“It’s small work with a big effect. We’re just using our accounting knowledge to do what we can for our clients. A lot of people don’t know their rights and it takes courage to ask for help.”Kshitij Mehta
To underscore Quijano’s point, in the last year alone, Sperow and her core team of student workers—Kshitij Mehta, Omer Khan, Juan Moreno, Jennifer Garcia, and Jackie Pederson—have helped 79 clients deal with 243 different legal and tax issues, including 13 cases settled before the United States Tax Court. Collectively, they saved their clients more than $400,000 in reduced liabilities, earned them $20,000 in cash refunds, hosted 38 educational/outreach activities impacting more than 1,300 community members, provided 67 consultations on tax controversies, benefited from 204 volunteer hours from pro bono contributors, and educated or employed 60 Cal Poly undergraduate and graduate students.

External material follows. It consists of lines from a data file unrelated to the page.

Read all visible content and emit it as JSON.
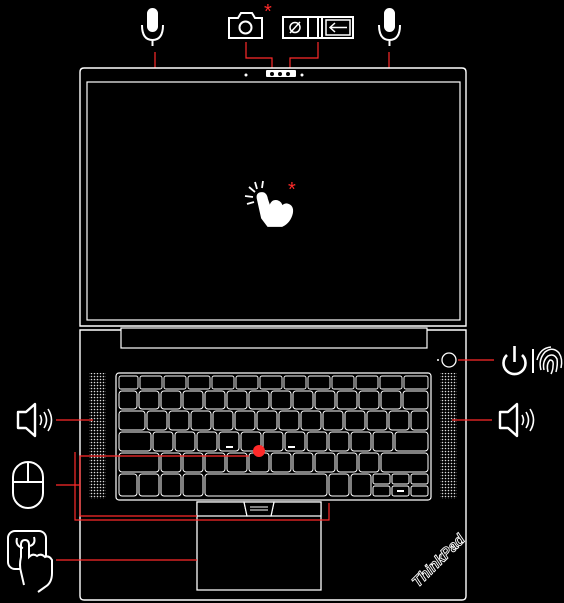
{
  "diagram": {
    "brand_text": "ThinkPad",
    "footnote_marker": "*",
    "colors": {
      "background": "#000000",
      "lines": "#ffffff",
      "callouts": "#ff2a2a",
      "trackpoint": "#ff2a2a"
    },
    "icons": {
      "top": [
        "microphone-icon",
        "camera-icon",
        "privacy-shutter-icon",
        "microphone-icon"
      ],
      "screen": "touch-icon",
      "right": [
        "power-button-icon",
        "fingerprint-icon",
        "speaker-icon"
      ],
      "left": [
        "speaker-icon",
        "mouse-icon",
        "touchpad-icon"
      ]
    }
  }
}
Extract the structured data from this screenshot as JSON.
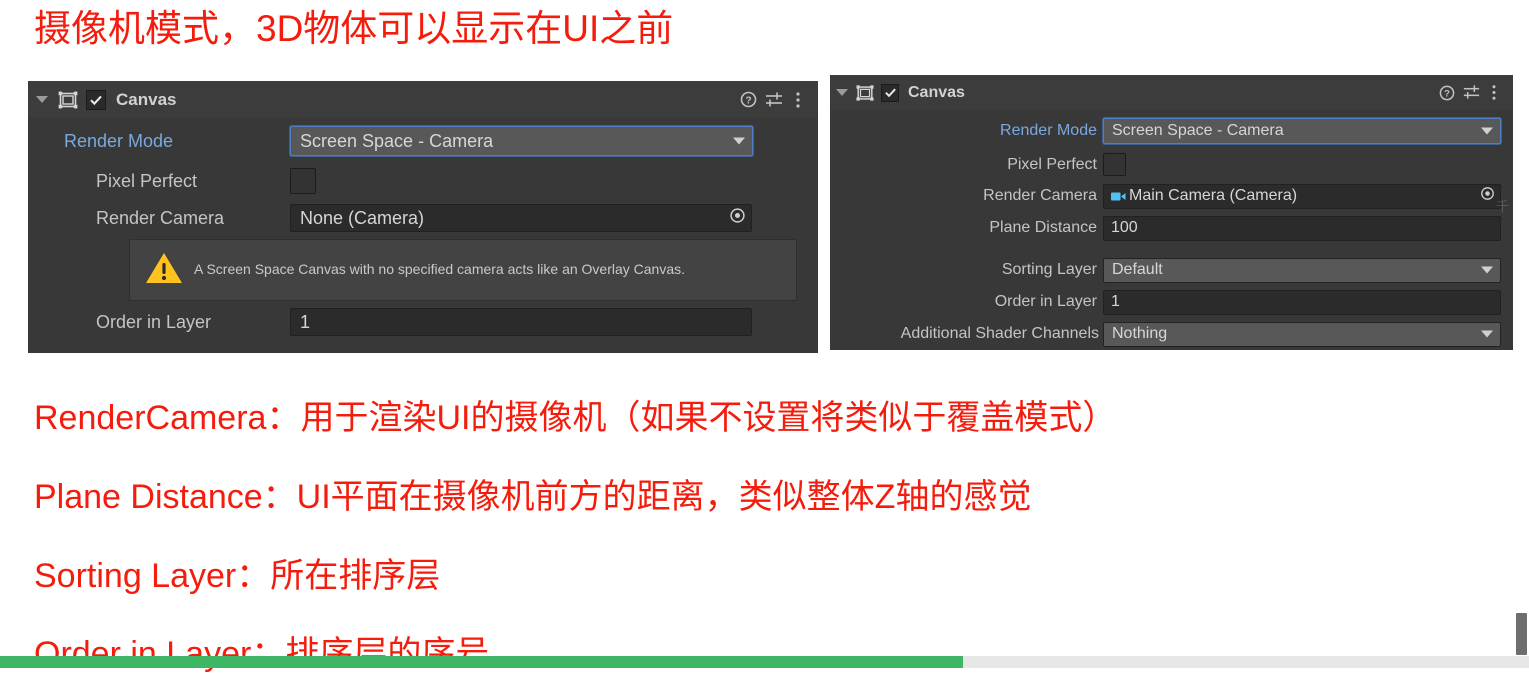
{
  "heading": "摄像机模式，3D物体可以显示在UI之前",
  "accent_color": "#f41c0c",
  "panels": {
    "left": {
      "header": {
        "title": "Canvas",
        "enabled_check": "✔",
        "icons": {
          "help": "help-icon",
          "preset": "preset-icon",
          "menu": "more-menu-icon"
        }
      },
      "rows": {
        "render_mode": {
          "label": "Render Mode",
          "value": "Screen Space - Camera"
        },
        "pixel_perfect": {
          "label": "Pixel Perfect",
          "checked": false
        },
        "render_camera": {
          "label": "Render Camera",
          "value": "None (Camera)"
        },
        "order_in_layer": {
          "label": "Order in Layer",
          "value": "1"
        }
      },
      "warning": {
        "icon": "warning-triangle-icon",
        "text": "A Screen Space Canvas with no specified camera acts like an Overlay Canvas."
      }
    },
    "right": {
      "header": {
        "title": "Canvas",
        "enabled_check": "✔",
        "icons": {
          "help": "help-icon",
          "preset": "preset-icon",
          "menu": "more-menu-icon"
        }
      },
      "rows": {
        "render_mode": {
          "label": "Render Mode",
          "value": "Screen Space - Camera"
        },
        "pixel_perfect": {
          "label": "Pixel Perfect",
          "checked": false
        },
        "render_camera": {
          "label": "Render Camera",
          "value": "Main Camera (Camera)"
        },
        "plane_distance": {
          "label": "Plane Distance",
          "value": "100"
        },
        "sorting_layer": {
          "label": "Sorting Layer",
          "value": "Default"
        },
        "order_in_layer": {
          "label": "Order in Layer",
          "value": "1"
        },
        "additional_shader_channels": {
          "label": "Additional Shader Channels",
          "value": "Nothing"
        }
      }
    }
  },
  "notes": [
    "RenderCamera：用于渲染UI的摄像机（如果不设置将类似于覆盖模式）",
    "Plane Distance：UI平面在摄像机前方的距离，类似整体Z轴的感觉",
    "Sorting Layer：所在排序层",
    "Order in Layer：排序层的序号"
  ],
  "progress": {
    "percent": 63,
    "fill_color": "#3fb664",
    "track_color": "#e6e6e6"
  }
}
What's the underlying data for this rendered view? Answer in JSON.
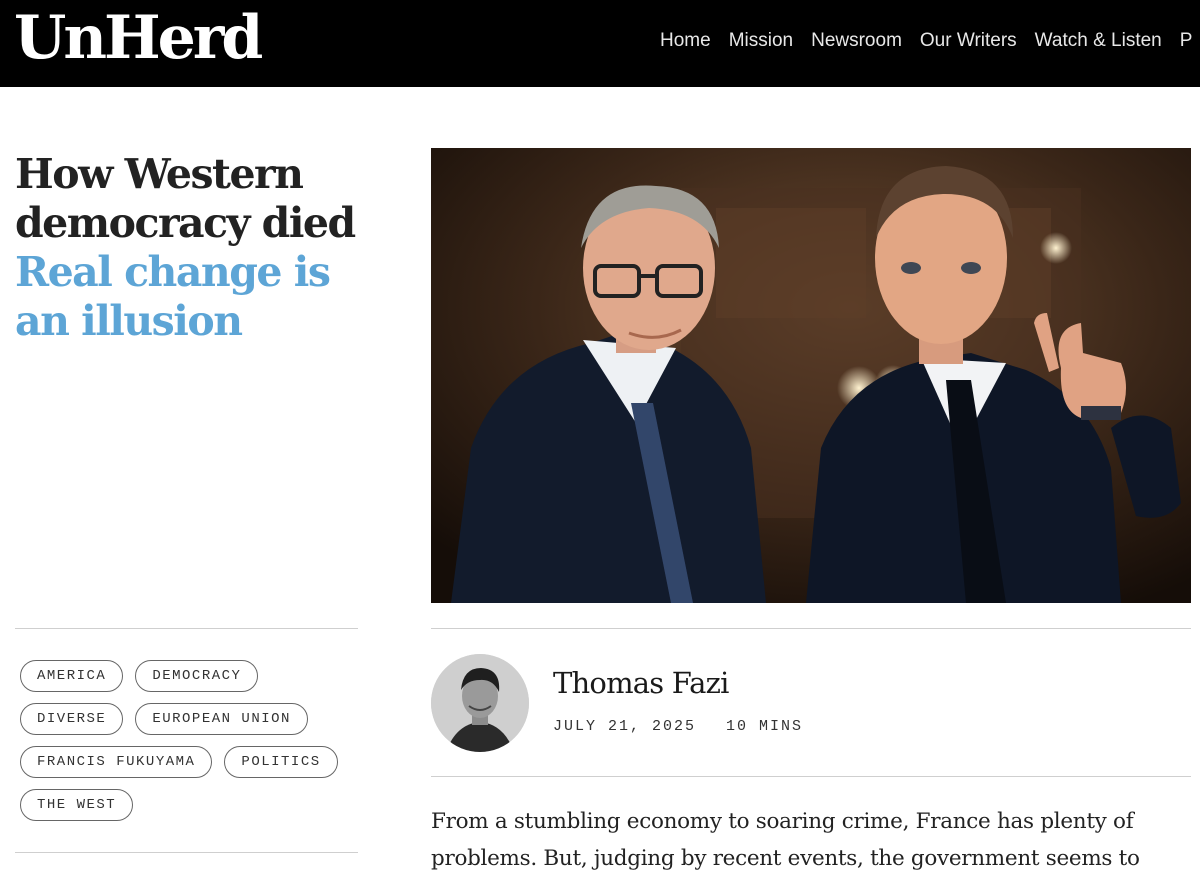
{
  "site": {
    "logo": "UnHerd"
  },
  "nav": {
    "items": [
      "Home",
      "Mission",
      "Newsroom",
      "Our Writers",
      "Watch & Listen",
      "P"
    ]
  },
  "article": {
    "title": "How Western democracy died",
    "subtitle": "Real change is an illusion",
    "tags": [
      "AMERICA",
      "DEMOCRACY",
      "DIVERSE",
      "EUROPEAN UNION",
      "FRANCIS FUKUYAMA",
      "POLITICS",
      "THE WEST"
    ],
    "author": "Thomas Fazi",
    "date": "JULY 21, 2025",
    "read_time": "10 MINS",
    "body": "From a stumbling economy to soaring crime, France has plenty of problems. But, judging by recent events, the government seems to have"
  },
  "colors": {
    "header_bg": "#000000",
    "accent_subtitle": "#5da5d6"
  }
}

Scaled over ten years, the numbers are even more impressive, equaling 393 participating students, $4 million in total liabilities reduced, and 11,120 community members assisted. As an additional point of merit, Sperow was also presented in March of 2020 with the Outstanding Woman Lawyer of the Year award by the Women Lawyers Association of SLO County.
On a late January morning, a few months after their court appearance in Fresno, the LITC’s team of student workers huddle around a table, stacked with pizza and tax documents, for a staff meeting. Accounting senior Kshitij Mehta has just graduated and is on his way to join EY, where he’s planning to gain more hands-on accounting experience before he applies to law school. Masters in Accounting student Jennifer Garcia is assessing her role as a leader for the LITC Outreach Team, as well as preparing to assume an auditing position at PwC. Like Mehta, Omer Khan, the LITC’s grant coordinator, is also preparing to join EY, while political science major and Outreach Team co-leader Juan Moreno is focusing on his law school applications.
Despite the collection of serious minds, converged to solve serious problems, the conversation shifts to lighter topics once they dig into the food—ranging from weekend plans, to the difficulties of apartment hunting in San Francisco, to tax code jokes (which exist, apparently). The students spend a lot of time on the phone, consulting with clients, or at their monitors, pouring through endless scrolls of tax code, which makes any chance to refuel and decompress a welcome opportunity.
Inevitably, things turn back to business as they pack up the empty pizza boxes and refocus. Garcia and Kahn sit down and launch a new suite of tax software that’s just been installed throughout the office, Moreno checks in with Sperow, and Mehta—with just a few weeks left before he leaves for his new job—takes a moment to reflect on his time with the LITC and how it’s framed his education at the Orfalea College of Business.
“It’s small work with a big effect,” he says. “We’re just using our accounting knowledge to do what we can for our clients, who in many ways have complicated cases and complicated backgrounds. A lot of people don’t know their rights and it takes courage to ask for help. When they do, we want to offer everything we can since we have the knowledge and the resources to make an outsized impact.”